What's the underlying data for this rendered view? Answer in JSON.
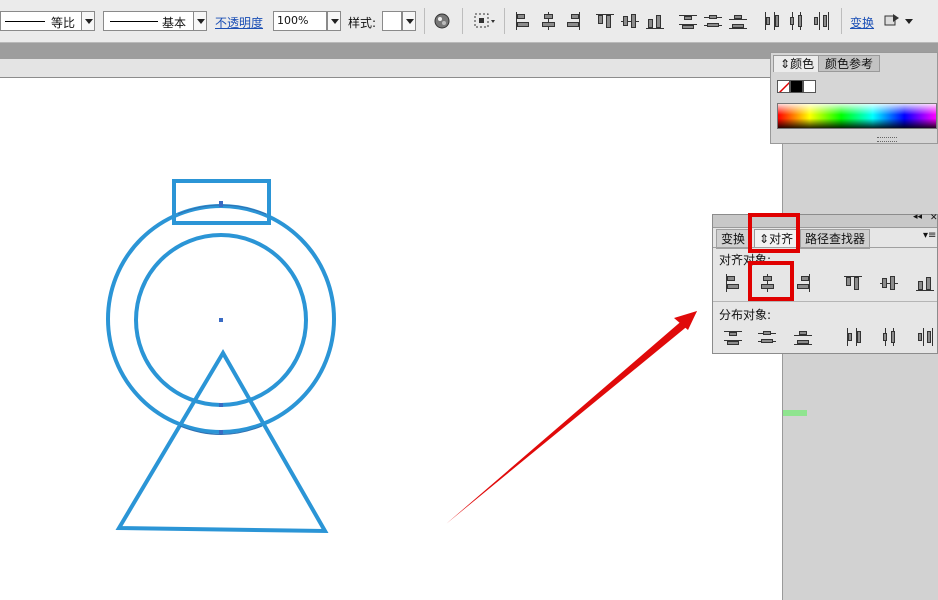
{
  "toolbar": {
    "stroke_profile_label": "等比",
    "brush_label": "基本",
    "opacity_label": "不透明度",
    "opacity_value": "100%",
    "style_label": "样式:",
    "transform_link": "变换",
    "icons": [
      "recolor-icon",
      "isolate-icon",
      "align-left-icon",
      "align-horizontal-center-icon",
      "align-right-icon",
      "align-top-icon",
      "align-vertical-center-icon",
      "align-bottom-icon",
      "distribute-top-icon",
      "distribute-vertical-center-icon",
      "distribute-bottom-icon",
      "distribute-left-icon",
      "distribute-horizontal-center-icon",
      "distribute-right-icon",
      "arrange-icon"
    ]
  },
  "color_panel": {
    "tabs": [
      {
        "label": "颜色",
        "active": true
      },
      {
        "label": "颜色参考",
        "active": false
      }
    ]
  },
  "align_panel": {
    "tabs": [
      {
        "label": "变换",
        "active": false
      },
      {
        "label": "对齐",
        "active": true
      },
      {
        "label": "路径查找器",
        "active": false
      }
    ],
    "align_objects_label": "对齐对象:",
    "distribute_objects_label": "分布对象:"
  },
  "colors": {
    "shape_stroke": "#2b95d6",
    "highlight": "#e00000",
    "arrow": "#e00a0a",
    "canvas": "#ffffff"
  }
}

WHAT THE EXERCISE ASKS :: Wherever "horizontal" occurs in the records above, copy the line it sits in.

REPLY ::
      "align-horizontal-center-icon",
      "distribute-horizontal-center-icon",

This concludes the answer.